Locate the word "está" in the data below, then copy every line that holds it.

* Saved data entries *
______________________________

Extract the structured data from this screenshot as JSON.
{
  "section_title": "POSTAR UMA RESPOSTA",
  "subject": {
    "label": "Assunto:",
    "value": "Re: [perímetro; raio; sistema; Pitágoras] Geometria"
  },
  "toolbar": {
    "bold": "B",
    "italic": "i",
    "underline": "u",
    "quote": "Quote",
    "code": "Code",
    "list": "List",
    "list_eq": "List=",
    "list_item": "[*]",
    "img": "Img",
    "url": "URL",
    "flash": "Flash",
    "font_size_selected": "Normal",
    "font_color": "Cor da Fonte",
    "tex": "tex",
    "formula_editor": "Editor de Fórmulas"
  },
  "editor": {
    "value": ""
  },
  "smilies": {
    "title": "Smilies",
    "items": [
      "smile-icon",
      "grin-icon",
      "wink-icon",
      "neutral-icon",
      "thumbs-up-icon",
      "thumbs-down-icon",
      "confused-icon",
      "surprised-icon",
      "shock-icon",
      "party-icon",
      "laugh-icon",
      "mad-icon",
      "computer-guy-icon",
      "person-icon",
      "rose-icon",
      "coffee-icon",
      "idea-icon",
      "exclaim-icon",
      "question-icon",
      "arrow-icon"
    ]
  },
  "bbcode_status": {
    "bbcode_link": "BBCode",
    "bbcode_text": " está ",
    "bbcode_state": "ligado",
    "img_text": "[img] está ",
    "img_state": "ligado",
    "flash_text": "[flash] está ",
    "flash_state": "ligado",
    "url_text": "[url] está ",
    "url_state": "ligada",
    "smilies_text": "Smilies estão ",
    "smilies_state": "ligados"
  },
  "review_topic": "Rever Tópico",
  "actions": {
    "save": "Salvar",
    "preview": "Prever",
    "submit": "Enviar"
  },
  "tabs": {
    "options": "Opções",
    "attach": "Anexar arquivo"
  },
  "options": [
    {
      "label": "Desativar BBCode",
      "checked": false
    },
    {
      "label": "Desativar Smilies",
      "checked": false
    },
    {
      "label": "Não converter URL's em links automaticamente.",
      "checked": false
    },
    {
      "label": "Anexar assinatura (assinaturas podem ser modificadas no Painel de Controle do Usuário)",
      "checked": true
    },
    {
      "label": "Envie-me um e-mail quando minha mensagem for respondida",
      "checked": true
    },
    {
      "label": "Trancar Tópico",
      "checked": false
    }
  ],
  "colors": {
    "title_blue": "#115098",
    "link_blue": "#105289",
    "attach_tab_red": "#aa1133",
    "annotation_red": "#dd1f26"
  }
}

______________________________

* SOLUTION *
    "bbcode_text": " está ",
    "img_text": "[img] está ",
    "flash_text": "[flash] está ",
    "url_text": "[url] está ",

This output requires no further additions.